What is the Swine Flu?

Depending on which news outlets you read, the swine flu might be The Big One, the pandemic that brings civilization down to its knees. It has proven to be dangerous in Mexico, and much less so in the United States, and has been sort of a warm up (or wake up call) for all kinds of CDC actions.

In reality, the swine flu isn’t that much different from the seasonal flu that strikes every winter in the US. While the initial reports highlighted a high death toll with a low number of reported cases (indicating that this might be a very dangerous virus, indeed), there was some initial confusion about the degree that it had spread, and how many reported cases there were. In large part this is because Mexico has a much less robust disease reporting infrastructure than the United States does, and it’s not certain how widespread the disease really was.

The Swine Flu (also known as the 2009 H1N1 influenza virus) is an avian flu that migrated over to pigs; it looks, from tracking genetic markers, that it was originally an avian flu that moved to pigs in Asia, moved back to birds, and then came to Mexico where it moved to pigs again, and then became transmissible to humans.

The flu virus requires a living host, and likes to live in the mucosal cells of the sinus cavities and lungs; the vast majority of flu viruses belong to birds; a small percentage can make the transmission leap from birds to pigs, and from pigs, gather up the RNA strands needed to infect humans.

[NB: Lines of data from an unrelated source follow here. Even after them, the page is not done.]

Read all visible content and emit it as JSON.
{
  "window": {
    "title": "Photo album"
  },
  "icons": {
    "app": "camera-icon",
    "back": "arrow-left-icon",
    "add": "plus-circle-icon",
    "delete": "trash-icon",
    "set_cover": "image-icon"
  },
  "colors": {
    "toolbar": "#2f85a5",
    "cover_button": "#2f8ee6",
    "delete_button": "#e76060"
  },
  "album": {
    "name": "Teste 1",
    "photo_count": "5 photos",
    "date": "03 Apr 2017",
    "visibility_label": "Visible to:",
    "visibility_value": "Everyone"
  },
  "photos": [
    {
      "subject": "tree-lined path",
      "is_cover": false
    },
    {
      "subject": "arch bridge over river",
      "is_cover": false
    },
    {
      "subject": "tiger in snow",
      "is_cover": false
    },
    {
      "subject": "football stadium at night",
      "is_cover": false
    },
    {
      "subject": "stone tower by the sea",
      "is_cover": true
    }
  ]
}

A large part of the reason for past flu pandemics is because in parts of the world, you get humans, pigs and ducks or chickens or geese all living in the same house or in close proximity.

The flu is not affected by antibiotics, though it leaves the body open for pneumonia, which can be treated with them. The best defense against the swine flu is the same defense you’d use against the seasonal variety: Wash your hands, avoid close contact with large crowds of people, and if you must go in an enclosed space, consider a face mask. Of these defensive techniques, by far and away the most important of them is washing your hands. The flu is transmitted by physical transmission of mucosal fluid. The usual transmission mechanism is someone blows their nose, and touches something that someone else handles a few minutes later; that person then touches their hand to their lips or nose and gets sick.

Very few flu viruses are truly airborne pathogens; the primary benefit of wearing a face mask isn’t to keep you from virus particles in the air, it’s to keep you from inadvertently touching your nose or mouth. The flu virus also has a short ‘shelf life’, it only lasts for 20 to 30 minutes outside of a human host.

In short, the swine flu of 2009, while a good test of our disease control systems, isn’t that much different from any other flu. While touted as a potential pandemic, so far, it’s proven to be no more dangerous than any other flu virus, and summer will probably see it vanish (the flu prefers cool, dry air as a transmission medium). Even so, the CDC is already working on making sure it’s part of the cocktail of dead viruses used for preparing the fall’s influenza vaccines, just to be on the safe side.